EU offers vitamin pill to dying media patient

August 26, 2016

Brussels wants to give media the right to seek compensation from search engines like Google that use online content. The intention is laudable - some publishers may be losing out. But the proposal has similarities with schemes in Germany and Spain - which haven’t worked.

Singapore eyes last trick in the book to win IPOs

August 24, 2016

The city-state is moving closer to introducing dual-class shares. A growing sense of desperation about a moribund market for new listings has reduced opposition to such a move. The risks of giving up the high ground on shareholder democracy are likely to outweigh any rewards.

China Film’s opening week follows bad IPO script

August 15, 2016

Shares in China's biggest film distributor have more than doubled in their first week of trading. Never mind that ticket sales are falling across China. Artificially low prices and curbs on new issues mean that post-IPO performance is often divorced from fundamentals.

“Frack Master” suit is a sign of bezzle shrinkage

June 27, 2016

The U.S. SEC says Chris Faulkner inflated his shale-oil company’s prospects, then blew $80 mln of investors’ money on dodgy expenses. Hard times tend to reveal bad boom-era behavior. The oil patch’s lax governance makes it an obvious place for regulators to hunt for culprits.

Rail mega-deal pushed all the wrong buttons

April 11, 2016

Canadian Pacific’s unsolicited $28 bln offer for rival Norfolk Southern managed to alienate nearly every ally it needed: U.S. regulators, the target’s board, customers, lawmakers and even the American military. The bidder has finally pulled the right lever – eject.

UK Faustian pact with banks has a grim logic

February 15, 2016

HSBC’s unsurprising decision to stay domiciled in London rounds off nine months of the UK softening its approach to banks. There are reasons to find this new tone uncomfortable. But that is a moot point so long as the banking sector supplies 7 pct of UK income tax revenue.

VW’s U.S. lawsuit shows reboot is only half done

January 5, 2016

A strongly worded government complaint has undermined Volkswagen’s progress in tackling its emissions scandal. U.S. laws are tougher than in Europe, and the German carmaker’s lobbying clout there is smaller. VW needs drastic steps to win goodwill.

Bank rule zealots will be forced to back down

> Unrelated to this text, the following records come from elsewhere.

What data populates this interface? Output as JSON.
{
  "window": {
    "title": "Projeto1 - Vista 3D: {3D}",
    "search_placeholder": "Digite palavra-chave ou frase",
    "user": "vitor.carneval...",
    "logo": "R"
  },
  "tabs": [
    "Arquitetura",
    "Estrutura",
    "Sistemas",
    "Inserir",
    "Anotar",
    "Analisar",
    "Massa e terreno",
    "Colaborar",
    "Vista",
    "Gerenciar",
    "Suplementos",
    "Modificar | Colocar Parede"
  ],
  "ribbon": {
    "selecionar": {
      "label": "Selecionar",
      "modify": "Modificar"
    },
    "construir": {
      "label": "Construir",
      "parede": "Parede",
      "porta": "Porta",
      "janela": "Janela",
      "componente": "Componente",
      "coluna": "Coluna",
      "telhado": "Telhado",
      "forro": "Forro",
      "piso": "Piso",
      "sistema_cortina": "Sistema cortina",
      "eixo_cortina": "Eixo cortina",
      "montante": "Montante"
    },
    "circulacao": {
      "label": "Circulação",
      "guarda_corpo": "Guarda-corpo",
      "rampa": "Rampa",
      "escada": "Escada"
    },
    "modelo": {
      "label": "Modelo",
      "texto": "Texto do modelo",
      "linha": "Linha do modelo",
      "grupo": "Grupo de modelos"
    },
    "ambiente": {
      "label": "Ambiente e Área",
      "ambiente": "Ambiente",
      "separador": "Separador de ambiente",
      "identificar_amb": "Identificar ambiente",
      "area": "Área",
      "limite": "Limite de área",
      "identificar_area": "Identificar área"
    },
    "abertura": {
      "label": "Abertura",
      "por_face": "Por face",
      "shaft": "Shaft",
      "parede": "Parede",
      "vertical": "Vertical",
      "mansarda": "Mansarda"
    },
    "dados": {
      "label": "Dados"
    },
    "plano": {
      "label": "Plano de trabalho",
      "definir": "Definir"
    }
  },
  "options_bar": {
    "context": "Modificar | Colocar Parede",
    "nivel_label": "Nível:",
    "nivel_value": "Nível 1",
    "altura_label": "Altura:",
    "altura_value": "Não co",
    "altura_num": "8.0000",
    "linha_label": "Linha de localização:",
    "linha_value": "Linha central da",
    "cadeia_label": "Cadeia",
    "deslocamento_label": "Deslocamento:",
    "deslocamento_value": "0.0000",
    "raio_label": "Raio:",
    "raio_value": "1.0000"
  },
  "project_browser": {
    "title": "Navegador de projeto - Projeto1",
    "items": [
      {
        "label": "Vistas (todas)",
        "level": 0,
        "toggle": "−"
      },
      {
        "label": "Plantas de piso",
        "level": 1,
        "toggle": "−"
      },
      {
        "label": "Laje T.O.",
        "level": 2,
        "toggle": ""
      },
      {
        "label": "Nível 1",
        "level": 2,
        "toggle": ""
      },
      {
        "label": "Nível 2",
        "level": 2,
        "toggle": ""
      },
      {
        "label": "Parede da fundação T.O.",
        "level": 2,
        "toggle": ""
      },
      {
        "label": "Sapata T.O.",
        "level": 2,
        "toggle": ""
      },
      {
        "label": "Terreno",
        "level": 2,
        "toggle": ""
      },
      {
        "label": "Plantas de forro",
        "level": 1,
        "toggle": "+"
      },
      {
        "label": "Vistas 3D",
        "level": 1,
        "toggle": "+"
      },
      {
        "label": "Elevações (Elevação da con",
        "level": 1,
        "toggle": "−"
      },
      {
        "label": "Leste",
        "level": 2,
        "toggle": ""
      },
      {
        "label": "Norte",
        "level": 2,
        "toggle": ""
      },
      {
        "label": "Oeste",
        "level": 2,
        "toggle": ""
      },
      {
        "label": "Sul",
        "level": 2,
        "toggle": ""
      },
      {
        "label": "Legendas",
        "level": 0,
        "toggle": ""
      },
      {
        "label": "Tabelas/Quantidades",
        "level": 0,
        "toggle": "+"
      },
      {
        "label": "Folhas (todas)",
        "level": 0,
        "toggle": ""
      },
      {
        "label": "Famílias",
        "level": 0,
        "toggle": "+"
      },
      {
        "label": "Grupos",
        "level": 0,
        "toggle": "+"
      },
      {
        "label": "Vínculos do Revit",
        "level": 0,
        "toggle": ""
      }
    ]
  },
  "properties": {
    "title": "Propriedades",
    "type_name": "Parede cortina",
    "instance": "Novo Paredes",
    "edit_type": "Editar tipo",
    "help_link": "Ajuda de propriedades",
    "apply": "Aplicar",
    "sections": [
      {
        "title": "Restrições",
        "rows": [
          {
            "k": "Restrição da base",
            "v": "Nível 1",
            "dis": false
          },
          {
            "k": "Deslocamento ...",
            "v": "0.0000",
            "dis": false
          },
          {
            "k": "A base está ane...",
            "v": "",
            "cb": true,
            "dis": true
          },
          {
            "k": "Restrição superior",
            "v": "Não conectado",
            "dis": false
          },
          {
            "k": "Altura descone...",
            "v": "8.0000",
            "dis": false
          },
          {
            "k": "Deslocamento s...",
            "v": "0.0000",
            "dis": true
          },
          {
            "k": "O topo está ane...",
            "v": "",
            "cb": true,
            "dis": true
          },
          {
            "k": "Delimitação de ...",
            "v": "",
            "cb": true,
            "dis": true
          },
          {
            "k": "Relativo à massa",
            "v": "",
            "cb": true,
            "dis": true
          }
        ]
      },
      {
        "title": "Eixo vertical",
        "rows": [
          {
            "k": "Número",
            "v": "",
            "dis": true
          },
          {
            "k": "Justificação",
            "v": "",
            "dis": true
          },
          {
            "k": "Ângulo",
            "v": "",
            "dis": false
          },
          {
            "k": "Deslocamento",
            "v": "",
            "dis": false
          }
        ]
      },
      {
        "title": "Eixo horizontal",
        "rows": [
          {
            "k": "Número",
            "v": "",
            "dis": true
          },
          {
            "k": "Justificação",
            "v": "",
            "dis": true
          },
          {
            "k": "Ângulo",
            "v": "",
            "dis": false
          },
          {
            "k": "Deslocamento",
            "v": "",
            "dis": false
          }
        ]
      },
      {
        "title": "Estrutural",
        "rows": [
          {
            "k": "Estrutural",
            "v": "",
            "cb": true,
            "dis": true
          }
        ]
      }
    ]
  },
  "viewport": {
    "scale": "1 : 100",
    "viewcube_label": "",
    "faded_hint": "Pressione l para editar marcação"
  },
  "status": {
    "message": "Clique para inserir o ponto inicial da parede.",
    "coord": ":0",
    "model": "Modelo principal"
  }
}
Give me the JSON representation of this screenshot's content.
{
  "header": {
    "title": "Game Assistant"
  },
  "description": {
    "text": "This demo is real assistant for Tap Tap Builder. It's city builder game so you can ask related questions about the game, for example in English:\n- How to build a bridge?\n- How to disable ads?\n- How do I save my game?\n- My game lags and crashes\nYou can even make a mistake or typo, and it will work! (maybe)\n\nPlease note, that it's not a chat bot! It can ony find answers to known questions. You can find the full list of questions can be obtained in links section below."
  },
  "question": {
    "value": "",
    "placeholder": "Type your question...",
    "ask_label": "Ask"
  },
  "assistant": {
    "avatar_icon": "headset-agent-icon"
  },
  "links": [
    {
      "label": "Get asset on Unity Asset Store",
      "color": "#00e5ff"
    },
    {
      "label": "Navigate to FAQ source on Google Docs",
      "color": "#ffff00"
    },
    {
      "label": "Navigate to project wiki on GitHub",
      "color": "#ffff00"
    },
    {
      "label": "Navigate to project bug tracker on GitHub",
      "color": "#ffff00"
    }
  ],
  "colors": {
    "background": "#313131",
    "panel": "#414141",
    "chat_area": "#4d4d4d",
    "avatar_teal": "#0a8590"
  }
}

December 2, 2015

Basel-based standard setters are finalising capital adequacy reforms that banks call “Basel IV”. But they clash with European policymakers’ growth plans and their Anglo-Saxon counterparts’ push for regulatory easing. The Bank of England’s newfound leniency will embolden others.

VW’s new fiasco puts governance back in crosshairs

November 3, 2015

The carmaker is taking a 2 bln euro charge after saying it may have cheated on fuel-economy stats, too. This escalation yet again flags VW’s rotten processes and culture. Appointing outsiders as directors, chairman and even CEO would be the best way to prove it’s cleaning house.

Credible VW cleanup calls for external chairman

September 24, 2015

After replacing its chief executive, the German carmaker should look for a new chair. Picking long-term CFO Hans Dieter Poetsch was questionable even before the emissions cheating was uncovered. It’s now untenable - VW’s restart needs to be driven by an independent outsider.